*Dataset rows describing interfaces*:
=== Section Start ===
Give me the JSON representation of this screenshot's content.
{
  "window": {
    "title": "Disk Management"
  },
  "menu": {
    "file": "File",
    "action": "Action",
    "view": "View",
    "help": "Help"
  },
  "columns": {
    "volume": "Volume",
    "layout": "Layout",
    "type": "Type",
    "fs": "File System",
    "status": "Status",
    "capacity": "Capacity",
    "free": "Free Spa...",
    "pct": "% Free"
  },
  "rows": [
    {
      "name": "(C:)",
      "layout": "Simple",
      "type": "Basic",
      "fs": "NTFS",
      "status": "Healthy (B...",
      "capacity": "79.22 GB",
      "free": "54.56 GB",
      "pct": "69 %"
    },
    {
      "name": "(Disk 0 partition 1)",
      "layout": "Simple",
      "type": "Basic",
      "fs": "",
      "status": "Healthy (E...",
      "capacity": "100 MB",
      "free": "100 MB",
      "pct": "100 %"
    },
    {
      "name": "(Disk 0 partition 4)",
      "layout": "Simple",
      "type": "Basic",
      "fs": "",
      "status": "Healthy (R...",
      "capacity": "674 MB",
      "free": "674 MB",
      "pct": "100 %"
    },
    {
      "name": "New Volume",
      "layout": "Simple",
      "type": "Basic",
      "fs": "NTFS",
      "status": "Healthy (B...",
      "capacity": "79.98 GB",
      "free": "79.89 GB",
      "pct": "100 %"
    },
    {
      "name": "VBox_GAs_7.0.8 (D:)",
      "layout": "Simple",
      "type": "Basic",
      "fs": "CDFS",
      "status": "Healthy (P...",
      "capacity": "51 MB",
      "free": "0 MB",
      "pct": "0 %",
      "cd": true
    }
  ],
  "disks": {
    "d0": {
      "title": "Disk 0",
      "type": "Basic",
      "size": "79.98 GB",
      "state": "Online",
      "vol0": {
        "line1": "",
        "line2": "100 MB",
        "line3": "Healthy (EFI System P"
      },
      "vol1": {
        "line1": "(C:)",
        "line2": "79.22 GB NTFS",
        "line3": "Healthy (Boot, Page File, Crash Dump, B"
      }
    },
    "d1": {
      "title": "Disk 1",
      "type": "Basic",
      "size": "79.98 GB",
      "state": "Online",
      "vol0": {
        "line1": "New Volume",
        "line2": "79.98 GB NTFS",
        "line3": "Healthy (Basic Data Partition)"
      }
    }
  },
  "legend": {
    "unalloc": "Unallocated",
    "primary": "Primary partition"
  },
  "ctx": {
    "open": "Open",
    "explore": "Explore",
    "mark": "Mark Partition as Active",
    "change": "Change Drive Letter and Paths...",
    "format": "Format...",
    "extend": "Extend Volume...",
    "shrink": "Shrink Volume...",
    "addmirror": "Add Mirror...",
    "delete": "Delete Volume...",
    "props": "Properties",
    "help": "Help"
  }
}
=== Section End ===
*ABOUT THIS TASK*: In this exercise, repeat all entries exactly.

*EXERCISE RESPONSE*:
Give me the JSON representation of this screenshot's content.
{
  "window": {
    "title": "Disk Management"
  },
  "menu": {
    "file": "File",
    "action": "Action",
    "view": "View",
    "help": "Help"
  },
  "columns": {
    "volume": "Volume",
    "layout": "Layout",
    "type": "Type",
    "fs": "File System",
    "status": "Status",
    "capacity": "Capacity",
    "free": "Free Spa...",
    "pct": "% Free"
  },
  "rows": [
    {
      "name": "(C:)",
      "layout": "Simple",
      "type": "Basic",
      "fs": "NTFS",
      "status": "Healthy (B...",
      "capacity": "79.22 GB",
      "free": "54.56 GB",
      "pct": "69 %"
    },
    {
      "name": "(Disk 0 partition 1)",
      "layout": "Simple",
      "type": "Basic",
      "fs": "",
      "status": "Healthy (E...",
      "capacity": "100 MB",
      "free": "100 MB",
      "pct": "100 %"
    },
    {
      "name": "(Disk 0 partition 4)",
      "layout": "Simple",
      "type": "Basic",
      "fs": "",
      "status": "Healthy (R...",
      "capacity": "674 MB",
      "free": "674 MB",
      "pct": "100 %"
    },
    {
      "name": "New Volume",
      "layout": "Simple",
      "type": "Basic",
      "fs": "NTFS",
      "status": "Healthy (B...",
      "capacity": "79.98 GB",
      "free": "79.89 GB",
      "pct": "100 %"
    },
    {
      "name": "VBox_GAs_7.0.8 (D:)",
      "layout": "Simple",
      "type": "Basic",
      "fs": "CDFS",
      "status": "Healthy (P...",
      "capacity": "51 MB",
      "free": "0 MB",
      "pct": "0 %",
      "cd": true
    }
  ],
  "disks": {
    "d0": {
      "title": "Disk 0",
      "type": "Basic",
      "size": "79.98 GB",
      "state": "Online",
      "vol0": {
        "line1": "",
        "line2": "100 MB",
        "line3": "Healthy (EFI System P"
      },
      "vol1": {
        "line1": "(C:)",
        "line2": "79.22 GB NTFS",
        "line3": "Healthy (Boot, Page File, Crash Dump, B"
      }
    },
    "d1": {
      "title": "Disk 1",
      "type": "Basic",
      "size": "79.98 GB",
      "state": "Online",
      "vol0": {
        "line1": "New Volume",
        "line2": "79.98 GB NTFS",
        "line3": "Healthy (Basic Data Partition)"
      }
    }
  },
  "legend": {
    "unalloc": "Unallocated",
    "primary": "Primary partition"
  },
  "ctx": {
    "open": "Open",
    "explore": "Explore",
    "mark": "Mark Partition as Active",
    "change": "Change Drive Letter and Paths...",
    "format": "Format...",
    "extend": "Extend Volume...",
    "shrink": "Shrink Volume...",
    "addmirror": "Add Mirror...",
    "delete": "Delete Volume...",
    "props": "Properties",
    "help": "Help"
  }
}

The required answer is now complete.